What’s more, Schumer could be looking to flex his muscle against the administration’s pick in Southwick since he has all but given the green light to Bush’s selection to be the next attorney general, Michael Mukasey. Mukasey is a fellow New Yorker who is likely to enjoy widespread, bipartisan Senate backing — with Schumer’s blessing.
Cochran said Monday that the hurdles to confirming Southwick remain great, but he continues to work with other GOP Senate supporters to try to convince enough Democrats to come on board. He added that he believes if Democratic Senators approach the Southwick nomination with an open mind, then he may eke through.
“The party with the most votes wins,” Cochran said. “And if it’s on a partisan basis, he won’t be confirmed and it would be a tragedy because he is a man of outstanding character who would be an outstanding addition to the court.”

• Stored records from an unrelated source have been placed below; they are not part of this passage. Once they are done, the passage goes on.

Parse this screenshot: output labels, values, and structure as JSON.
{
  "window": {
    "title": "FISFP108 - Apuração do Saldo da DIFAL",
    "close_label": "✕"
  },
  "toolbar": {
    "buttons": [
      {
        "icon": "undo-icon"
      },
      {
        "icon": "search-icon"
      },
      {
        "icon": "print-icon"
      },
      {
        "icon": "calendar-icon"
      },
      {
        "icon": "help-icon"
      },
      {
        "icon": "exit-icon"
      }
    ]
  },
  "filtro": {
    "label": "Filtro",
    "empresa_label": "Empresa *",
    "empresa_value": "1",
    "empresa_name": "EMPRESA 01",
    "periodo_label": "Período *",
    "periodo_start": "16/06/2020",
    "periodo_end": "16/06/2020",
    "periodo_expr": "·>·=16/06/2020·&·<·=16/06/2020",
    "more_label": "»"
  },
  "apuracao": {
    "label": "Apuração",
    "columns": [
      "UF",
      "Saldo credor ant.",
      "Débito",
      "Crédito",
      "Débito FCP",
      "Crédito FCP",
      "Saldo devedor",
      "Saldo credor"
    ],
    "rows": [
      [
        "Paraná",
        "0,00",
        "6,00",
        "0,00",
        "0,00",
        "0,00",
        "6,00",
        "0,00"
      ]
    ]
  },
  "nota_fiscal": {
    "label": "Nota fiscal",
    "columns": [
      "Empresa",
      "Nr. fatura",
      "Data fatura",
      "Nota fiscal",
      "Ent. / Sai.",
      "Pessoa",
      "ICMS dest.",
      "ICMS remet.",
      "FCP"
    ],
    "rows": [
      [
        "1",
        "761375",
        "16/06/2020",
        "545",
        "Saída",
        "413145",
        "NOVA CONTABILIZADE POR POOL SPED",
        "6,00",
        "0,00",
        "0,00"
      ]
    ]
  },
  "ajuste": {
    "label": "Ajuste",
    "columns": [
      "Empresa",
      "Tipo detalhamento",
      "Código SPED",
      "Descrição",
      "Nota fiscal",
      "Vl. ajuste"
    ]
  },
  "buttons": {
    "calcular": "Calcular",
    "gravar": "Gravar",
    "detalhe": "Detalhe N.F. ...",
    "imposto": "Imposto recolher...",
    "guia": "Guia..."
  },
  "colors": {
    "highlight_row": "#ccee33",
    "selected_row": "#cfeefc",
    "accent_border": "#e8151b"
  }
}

But not everyone thinks so. While Republicans universally support Southwick as a qualified and moderate jurist, Democratic Senators and left-leaning organizations largely oppose him based on his civil and human rights record and because they believe that as a white male he does little to broaden the diversity of the Southern 5th Circuit Court.
Just one Democrat, Sen. Dianne Feinstein (Calif.), supported Southwick’s nomination in the Judiciary Committee earlier this summer. Other Democratic support remains unclear, although moderate Sens. Ben Nelson (Neb.) and Mark Pryor (Ark.) have suggested they too would back the nomination.
Republicans aren’t taking any chances. Sources familiar with the lobbying tactics said Monday that wavering Democrats are being told privately that it would be a bad precedent-setter to oppose a seemingly suitable pick for the federal bench, as it is possible a Democrat will control the White House in 2009 and need GOP support for their circuit court selections.
Republican Senators are expected to vet the nomination at today’s policy luncheon, and Minority Leader Mitch McConnell (R-Ky.) may take to the floor as early as today to discuss the status of the vote.
Also, Southwick will continue meetings with Democratic Senators throughout the week, and Republican leaders are reaching out to moderates from both parties — including from the original Gang of 14, which helped avert a standoff over Bush’s judicial nominations two years ago.
Even with those efforts, Cochran said he’s not sure if Republicans ever will be able to ascertain a firm head count for Southwick before the Senate votes. He added that given the strength of the Democratic leadership, a lot of potential backers may just keep their powder dry until the vote is called.
“Those who intend to vote for him, will vote for him,” Cochran said. “At some point, you just have to have the votes.”